Listed entries START
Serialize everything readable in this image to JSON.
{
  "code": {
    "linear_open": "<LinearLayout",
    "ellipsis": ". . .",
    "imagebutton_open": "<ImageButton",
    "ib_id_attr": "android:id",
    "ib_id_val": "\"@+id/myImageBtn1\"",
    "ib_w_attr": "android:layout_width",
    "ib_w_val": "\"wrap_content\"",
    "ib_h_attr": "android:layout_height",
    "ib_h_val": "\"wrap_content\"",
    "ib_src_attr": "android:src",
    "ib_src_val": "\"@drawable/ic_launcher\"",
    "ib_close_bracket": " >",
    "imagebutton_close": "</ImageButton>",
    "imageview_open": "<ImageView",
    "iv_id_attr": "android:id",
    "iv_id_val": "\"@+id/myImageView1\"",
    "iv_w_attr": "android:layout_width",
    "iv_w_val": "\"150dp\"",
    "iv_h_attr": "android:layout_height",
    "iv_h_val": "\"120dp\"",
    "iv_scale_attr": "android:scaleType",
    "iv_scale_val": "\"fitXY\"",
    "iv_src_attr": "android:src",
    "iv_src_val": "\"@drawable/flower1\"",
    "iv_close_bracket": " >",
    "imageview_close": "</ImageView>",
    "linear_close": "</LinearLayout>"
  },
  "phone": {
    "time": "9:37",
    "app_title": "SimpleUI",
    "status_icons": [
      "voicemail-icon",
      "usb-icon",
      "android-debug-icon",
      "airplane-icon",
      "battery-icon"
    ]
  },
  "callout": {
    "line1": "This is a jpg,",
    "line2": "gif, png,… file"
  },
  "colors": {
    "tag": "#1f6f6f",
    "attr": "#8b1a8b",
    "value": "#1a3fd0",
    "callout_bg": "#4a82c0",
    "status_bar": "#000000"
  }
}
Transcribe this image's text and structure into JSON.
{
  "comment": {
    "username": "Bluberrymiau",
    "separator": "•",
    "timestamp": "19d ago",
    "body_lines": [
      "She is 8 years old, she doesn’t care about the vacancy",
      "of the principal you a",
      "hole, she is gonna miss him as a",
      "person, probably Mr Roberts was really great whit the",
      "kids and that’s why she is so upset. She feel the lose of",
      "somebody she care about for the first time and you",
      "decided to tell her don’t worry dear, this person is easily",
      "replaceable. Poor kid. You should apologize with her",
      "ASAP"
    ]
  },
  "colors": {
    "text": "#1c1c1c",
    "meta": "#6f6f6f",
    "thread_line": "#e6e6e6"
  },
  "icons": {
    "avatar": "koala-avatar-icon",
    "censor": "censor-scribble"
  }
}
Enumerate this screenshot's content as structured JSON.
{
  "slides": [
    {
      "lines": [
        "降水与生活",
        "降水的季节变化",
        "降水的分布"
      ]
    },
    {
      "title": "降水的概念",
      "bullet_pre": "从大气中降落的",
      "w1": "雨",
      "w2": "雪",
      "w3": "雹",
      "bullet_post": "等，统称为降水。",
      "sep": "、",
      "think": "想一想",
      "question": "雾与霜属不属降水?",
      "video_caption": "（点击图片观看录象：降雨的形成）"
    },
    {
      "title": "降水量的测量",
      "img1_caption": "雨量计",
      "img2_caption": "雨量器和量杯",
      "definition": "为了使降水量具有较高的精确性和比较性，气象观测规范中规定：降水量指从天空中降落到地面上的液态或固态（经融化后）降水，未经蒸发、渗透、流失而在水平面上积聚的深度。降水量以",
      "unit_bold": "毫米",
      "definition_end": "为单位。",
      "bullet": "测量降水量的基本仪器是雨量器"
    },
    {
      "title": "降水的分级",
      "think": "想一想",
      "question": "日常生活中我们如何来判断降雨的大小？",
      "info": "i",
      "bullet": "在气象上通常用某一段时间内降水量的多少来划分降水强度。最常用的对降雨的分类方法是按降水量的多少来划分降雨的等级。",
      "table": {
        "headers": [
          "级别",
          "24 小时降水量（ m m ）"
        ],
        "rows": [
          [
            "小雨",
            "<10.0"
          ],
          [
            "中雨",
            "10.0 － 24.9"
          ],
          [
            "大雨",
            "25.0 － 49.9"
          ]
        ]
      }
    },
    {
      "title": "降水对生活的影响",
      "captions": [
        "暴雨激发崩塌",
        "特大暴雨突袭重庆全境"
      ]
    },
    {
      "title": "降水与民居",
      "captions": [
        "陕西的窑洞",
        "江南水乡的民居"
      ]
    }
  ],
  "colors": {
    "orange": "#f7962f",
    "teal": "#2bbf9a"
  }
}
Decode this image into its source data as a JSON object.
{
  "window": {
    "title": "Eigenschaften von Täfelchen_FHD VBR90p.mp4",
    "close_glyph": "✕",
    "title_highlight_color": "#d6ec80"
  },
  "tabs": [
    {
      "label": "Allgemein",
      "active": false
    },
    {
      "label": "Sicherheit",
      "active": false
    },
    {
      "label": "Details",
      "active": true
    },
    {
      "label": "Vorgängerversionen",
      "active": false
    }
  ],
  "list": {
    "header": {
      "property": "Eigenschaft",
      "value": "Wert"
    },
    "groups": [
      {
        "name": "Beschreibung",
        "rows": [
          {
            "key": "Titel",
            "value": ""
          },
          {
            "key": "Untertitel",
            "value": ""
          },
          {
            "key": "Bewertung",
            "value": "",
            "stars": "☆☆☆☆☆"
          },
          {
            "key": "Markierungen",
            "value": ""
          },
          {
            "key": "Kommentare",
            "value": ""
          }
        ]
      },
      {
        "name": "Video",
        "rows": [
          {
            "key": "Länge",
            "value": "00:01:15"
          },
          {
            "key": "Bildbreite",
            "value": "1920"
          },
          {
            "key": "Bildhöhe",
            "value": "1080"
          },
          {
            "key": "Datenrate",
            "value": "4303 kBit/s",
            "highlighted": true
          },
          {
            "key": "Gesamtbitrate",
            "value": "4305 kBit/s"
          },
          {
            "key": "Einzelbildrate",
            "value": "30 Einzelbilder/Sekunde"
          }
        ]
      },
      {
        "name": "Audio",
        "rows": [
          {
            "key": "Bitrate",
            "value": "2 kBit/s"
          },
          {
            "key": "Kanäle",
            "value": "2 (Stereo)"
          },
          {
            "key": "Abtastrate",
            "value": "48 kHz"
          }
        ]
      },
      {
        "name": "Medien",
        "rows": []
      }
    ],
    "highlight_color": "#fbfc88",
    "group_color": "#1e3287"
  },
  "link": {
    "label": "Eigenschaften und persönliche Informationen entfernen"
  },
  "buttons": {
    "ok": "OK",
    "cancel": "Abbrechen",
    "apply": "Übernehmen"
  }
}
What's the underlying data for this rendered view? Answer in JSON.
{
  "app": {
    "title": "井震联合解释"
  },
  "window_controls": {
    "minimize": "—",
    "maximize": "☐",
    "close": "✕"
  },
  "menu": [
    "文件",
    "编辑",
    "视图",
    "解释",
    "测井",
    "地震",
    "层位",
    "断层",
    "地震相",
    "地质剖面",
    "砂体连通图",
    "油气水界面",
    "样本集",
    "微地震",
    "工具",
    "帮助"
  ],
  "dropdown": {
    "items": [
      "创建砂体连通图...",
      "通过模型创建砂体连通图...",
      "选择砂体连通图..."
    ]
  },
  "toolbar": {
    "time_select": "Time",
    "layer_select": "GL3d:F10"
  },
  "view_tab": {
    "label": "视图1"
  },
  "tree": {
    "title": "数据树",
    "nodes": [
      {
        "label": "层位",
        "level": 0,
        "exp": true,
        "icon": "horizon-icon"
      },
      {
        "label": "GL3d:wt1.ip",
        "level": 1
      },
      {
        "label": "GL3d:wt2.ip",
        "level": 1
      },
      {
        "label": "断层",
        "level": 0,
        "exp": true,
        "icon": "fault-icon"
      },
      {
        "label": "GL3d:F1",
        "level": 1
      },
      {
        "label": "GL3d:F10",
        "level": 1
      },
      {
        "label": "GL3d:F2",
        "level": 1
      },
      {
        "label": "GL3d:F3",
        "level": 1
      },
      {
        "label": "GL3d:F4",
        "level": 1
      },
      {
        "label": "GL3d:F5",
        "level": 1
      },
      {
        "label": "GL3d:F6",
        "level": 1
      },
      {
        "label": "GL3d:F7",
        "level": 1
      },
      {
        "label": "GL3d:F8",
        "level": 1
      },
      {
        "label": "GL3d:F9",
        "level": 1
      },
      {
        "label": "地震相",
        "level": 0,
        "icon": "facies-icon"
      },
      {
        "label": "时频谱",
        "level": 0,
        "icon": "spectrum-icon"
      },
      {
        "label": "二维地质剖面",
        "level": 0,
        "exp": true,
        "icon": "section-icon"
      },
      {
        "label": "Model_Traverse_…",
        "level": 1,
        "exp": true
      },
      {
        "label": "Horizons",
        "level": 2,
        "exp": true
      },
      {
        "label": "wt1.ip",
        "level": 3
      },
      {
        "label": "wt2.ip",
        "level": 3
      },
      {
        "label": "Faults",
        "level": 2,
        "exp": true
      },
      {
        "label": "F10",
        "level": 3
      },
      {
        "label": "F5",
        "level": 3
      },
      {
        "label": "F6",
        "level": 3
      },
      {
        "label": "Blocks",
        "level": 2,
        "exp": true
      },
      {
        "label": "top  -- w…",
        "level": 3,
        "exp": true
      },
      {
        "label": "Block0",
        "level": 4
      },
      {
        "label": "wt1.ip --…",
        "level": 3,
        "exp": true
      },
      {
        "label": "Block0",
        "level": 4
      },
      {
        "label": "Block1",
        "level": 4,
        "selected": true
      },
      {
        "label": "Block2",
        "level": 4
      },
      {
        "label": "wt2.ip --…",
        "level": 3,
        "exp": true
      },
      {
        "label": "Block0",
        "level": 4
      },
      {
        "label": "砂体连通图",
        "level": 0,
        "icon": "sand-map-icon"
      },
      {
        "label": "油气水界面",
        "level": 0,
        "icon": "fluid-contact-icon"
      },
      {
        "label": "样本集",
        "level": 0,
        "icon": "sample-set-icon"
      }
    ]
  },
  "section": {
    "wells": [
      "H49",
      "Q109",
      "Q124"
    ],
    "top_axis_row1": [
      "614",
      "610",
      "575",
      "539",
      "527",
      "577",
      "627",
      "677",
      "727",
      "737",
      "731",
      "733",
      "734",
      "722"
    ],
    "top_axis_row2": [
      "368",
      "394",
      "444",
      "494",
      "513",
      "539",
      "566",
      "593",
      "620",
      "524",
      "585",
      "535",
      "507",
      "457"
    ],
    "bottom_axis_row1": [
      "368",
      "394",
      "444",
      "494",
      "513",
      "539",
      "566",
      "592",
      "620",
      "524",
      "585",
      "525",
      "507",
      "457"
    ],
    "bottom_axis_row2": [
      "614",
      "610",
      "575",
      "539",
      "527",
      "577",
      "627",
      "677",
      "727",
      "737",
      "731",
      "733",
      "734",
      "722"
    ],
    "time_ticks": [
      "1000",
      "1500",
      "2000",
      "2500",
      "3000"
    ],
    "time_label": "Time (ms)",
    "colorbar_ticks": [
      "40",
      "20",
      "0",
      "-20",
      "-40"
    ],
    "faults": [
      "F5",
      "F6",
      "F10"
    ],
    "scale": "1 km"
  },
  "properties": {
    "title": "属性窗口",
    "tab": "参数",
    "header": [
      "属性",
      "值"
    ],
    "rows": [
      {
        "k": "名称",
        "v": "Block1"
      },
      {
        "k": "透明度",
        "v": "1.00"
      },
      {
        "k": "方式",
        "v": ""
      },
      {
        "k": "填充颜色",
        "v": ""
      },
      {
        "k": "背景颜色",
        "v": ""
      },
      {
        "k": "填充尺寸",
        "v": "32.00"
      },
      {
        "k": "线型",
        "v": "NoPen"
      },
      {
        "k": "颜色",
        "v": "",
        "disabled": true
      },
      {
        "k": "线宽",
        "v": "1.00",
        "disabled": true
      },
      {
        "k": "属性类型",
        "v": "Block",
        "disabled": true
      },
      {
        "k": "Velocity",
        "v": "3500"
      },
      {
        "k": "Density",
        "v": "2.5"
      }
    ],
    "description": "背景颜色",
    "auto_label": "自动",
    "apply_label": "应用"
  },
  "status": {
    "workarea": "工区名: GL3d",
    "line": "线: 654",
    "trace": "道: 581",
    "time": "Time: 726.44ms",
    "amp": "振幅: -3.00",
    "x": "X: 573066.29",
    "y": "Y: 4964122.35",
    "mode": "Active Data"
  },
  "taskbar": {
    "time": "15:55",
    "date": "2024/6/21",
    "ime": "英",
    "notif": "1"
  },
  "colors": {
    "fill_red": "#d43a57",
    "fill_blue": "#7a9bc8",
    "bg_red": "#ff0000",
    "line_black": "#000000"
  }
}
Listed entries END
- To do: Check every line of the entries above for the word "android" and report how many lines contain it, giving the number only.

- Output of the task: 10